**Action item**: Return the data verbatim, without pictures.

=== Begin Enclosure ===

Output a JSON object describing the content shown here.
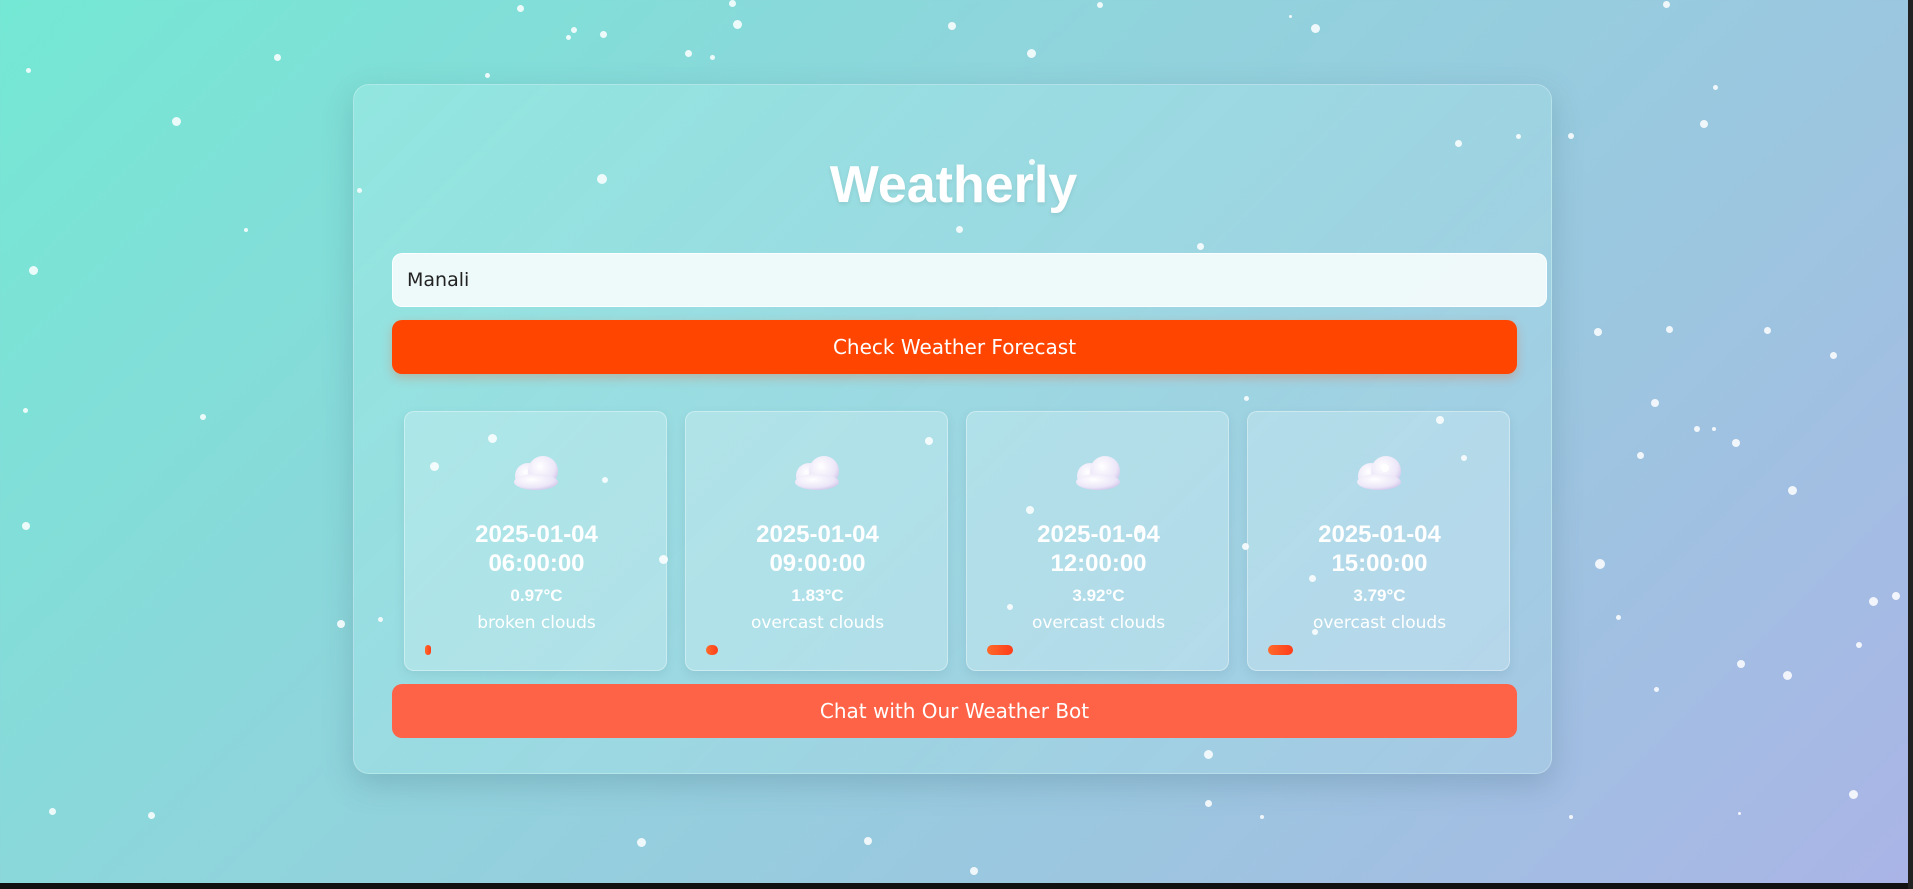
{
  "app": {
    "title": "Weatherly"
  },
  "search": {
    "value": "Manali",
    "button_label": "Check Weather Forecast"
  },
  "forecast": [
    {
      "date": "2025-01-04",
      "time": "06:00:00",
      "temp": "0.97°C",
      "description": "broken clouds",
      "icon": "cloud-icon",
      "temp_value": 0.97
    },
    {
      "date": "2025-01-04",
      "time": "09:00:00",
      "temp": "1.83°C",
      "description": "overcast clouds",
      "icon": "cloud-icon",
      "temp_value": 1.83
    },
    {
      "date": "2025-01-04",
      "time": "12:00:00",
      "temp": "3.92°C",
      "description": "overcast clouds",
      "icon": "cloud-icon",
      "temp_value": 3.92
    },
    {
      "date": "2025-01-04",
      "time": "15:00:00",
      "temp": "3.79°C",
      "description": "overcast clouds",
      "icon": "cloud-icon",
      "temp_value": 3.79
    }
  ],
  "chat": {
    "button_label": "Chat with Our Weather Bot"
  },
  "colors": {
    "primary_button": "#ff4500",
    "chat_button": "#ff6347",
    "text": "#ffffff"
  }
}
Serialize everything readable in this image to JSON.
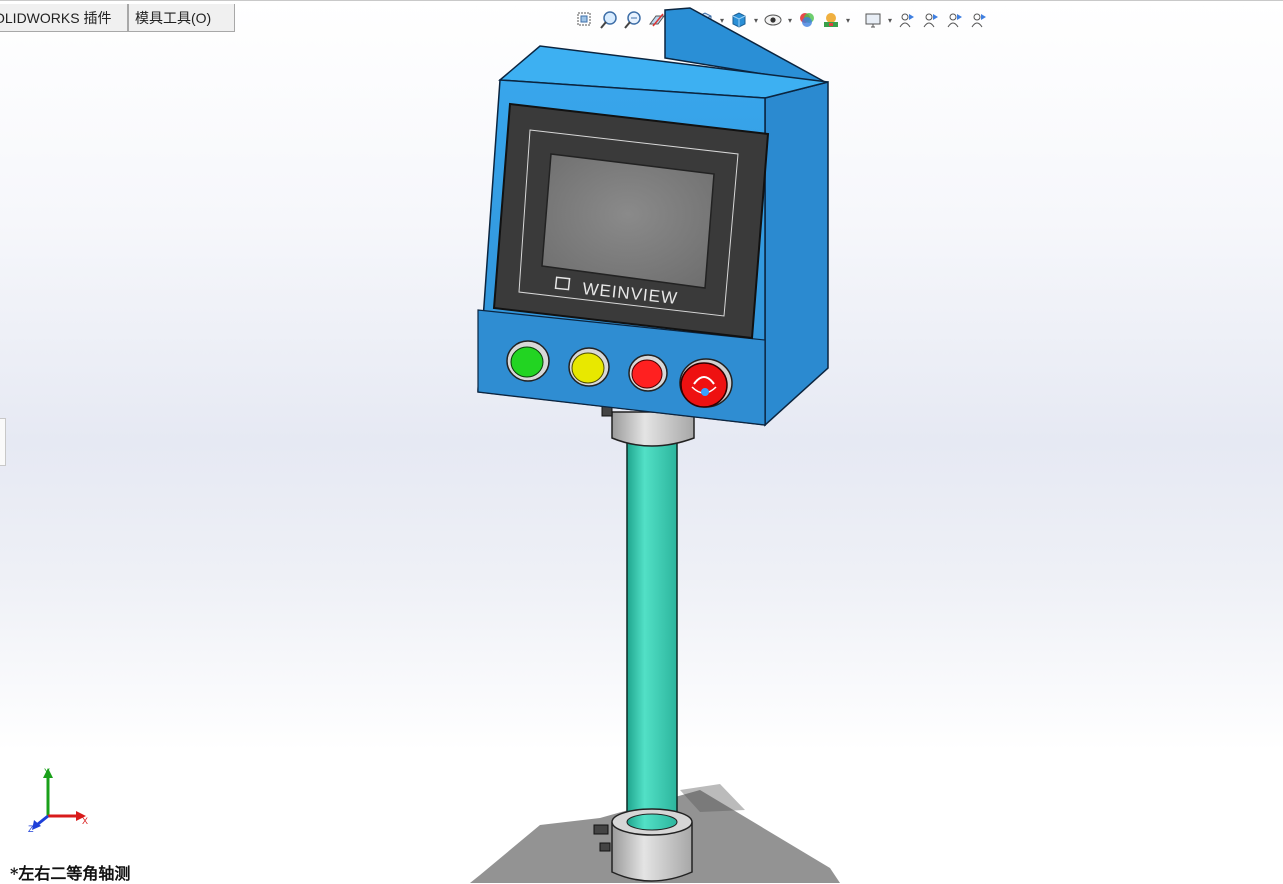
{
  "tabs": [
    {
      "label": "OLIDWORKS 插件"
    },
    {
      "label": "模具工具(O)"
    }
  ],
  "toolbar": {
    "icons": [
      "zoom-to-fit-icon",
      "zoom-area-icon",
      "previous-view-icon",
      "section-view-icon",
      "dynamic-annotation-icon",
      "view-orientation-icon",
      "display-style-icon",
      "hide-show-items-icon",
      "edit-appearance-icon",
      "apply-scene-icon",
      "view-settings-icon",
      "user-view-1-icon",
      "user-view-2-icon",
      "user-view-3-icon",
      "user-view-4-icon"
    ]
  },
  "model": {
    "brand_text": "WEINVIEW",
    "buttons": [
      {
        "name": "green-pushbutton",
        "color": "#22d422"
      },
      {
        "name": "yellow-pushbutton",
        "color": "#e8e800"
      },
      {
        "name": "red-pushbutton",
        "color": "#ff2020"
      },
      {
        "name": "emergency-stop-button",
        "color": "#ee1111"
      }
    ],
    "enclosure_color": "#2a8fd6",
    "pole_color": "#3cc9b0"
  },
  "triad": {
    "x": "X",
    "y": "Y",
    "z": "Z"
  },
  "view_label": "*左右二等角轴测"
}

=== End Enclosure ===

**Response to the exercise**:
Output a JSON object describing the content shown here.
{
  "app": {
    "title": "Weatherly"
  },
  "search": {
    "value": "Manali",
    "button_label": "Check Weather Forecast"
  },
  "forecast": [
    {
      "date": "2025-01-04",
      "time": "06:00:00",
      "temp": "0.97°C",
      "description": "broken clouds",
      "icon": "cloud-icon",
      "temp_value": 0.97
    },
    {
      "date": "2025-01-04",
      "time": "09:00:00",
      "temp": "1.83°C",
      "description": "overcast clouds",
      "icon": "cloud-icon",
      "temp_value": 1.83
    },
    {
      "date": "2025-01-04",
      "time": "12:00:00",
      "temp": "3.92°C",
      "description": "overcast clouds",
      "icon": "cloud-icon",
      "temp_value": 3.92
    },
    {
      "date": "2025-01-04",
      "time": "15:00:00",
      "temp": "3.79°C",
      "description": "overcast clouds",
      "icon": "cloud-icon",
      "temp_value": 3.79
    }
  ],
  "chat": {
    "button_label": "Chat with Our Weather Bot"
  },
  "colors": {
    "primary_button": "#ff4500",
    "chat_button": "#ff6347",
    "text": "#ffffff"
  }
}
Serialize everything readable in this image to JSON.
{
  "tabs": [
    {
      "label": "OLIDWORKS 插件"
    },
    {
      "label": "模具工具(O)"
    }
  ],
  "toolbar": {
    "icons": [
      "zoom-to-fit-icon",
      "zoom-area-icon",
      "previous-view-icon",
      "section-view-icon",
      "dynamic-annotation-icon",
      "view-orientation-icon",
      "display-style-icon",
      "hide-show-items-icon",
      "edit-appearance-icon",
      "apply-scene-icon",
      "view-settings-icon",
      "user-view-1-icon",
      "user-view-2-icon",
      "user-view-3-icon",
      "user-view-4-icon"
    ]
  },
  "model": {
    "brand_text": "WEINVIEW",
    "buttons": [
      {
        "name": "green-pushbutton",
        "color": "#22d422"
      },
      {
        "name": "yellow-pushbutton",
        "color": "#e8e800"
      },
      {
        "name": "red-pushbutton",
        "color": "#ff2020"
      },
      {
        "name": "emergency-stop-button",
        "color": "#ee1111"
      }
    ],
    "enclosure_color": "#2a8fd6",
    "pole_color": "#3cc9b0"
  },
  "triad": {
    "x": "X",
    "y": "Y",
    "z": "Z"
  },
  "view_label": "*左右二等角轴测"
}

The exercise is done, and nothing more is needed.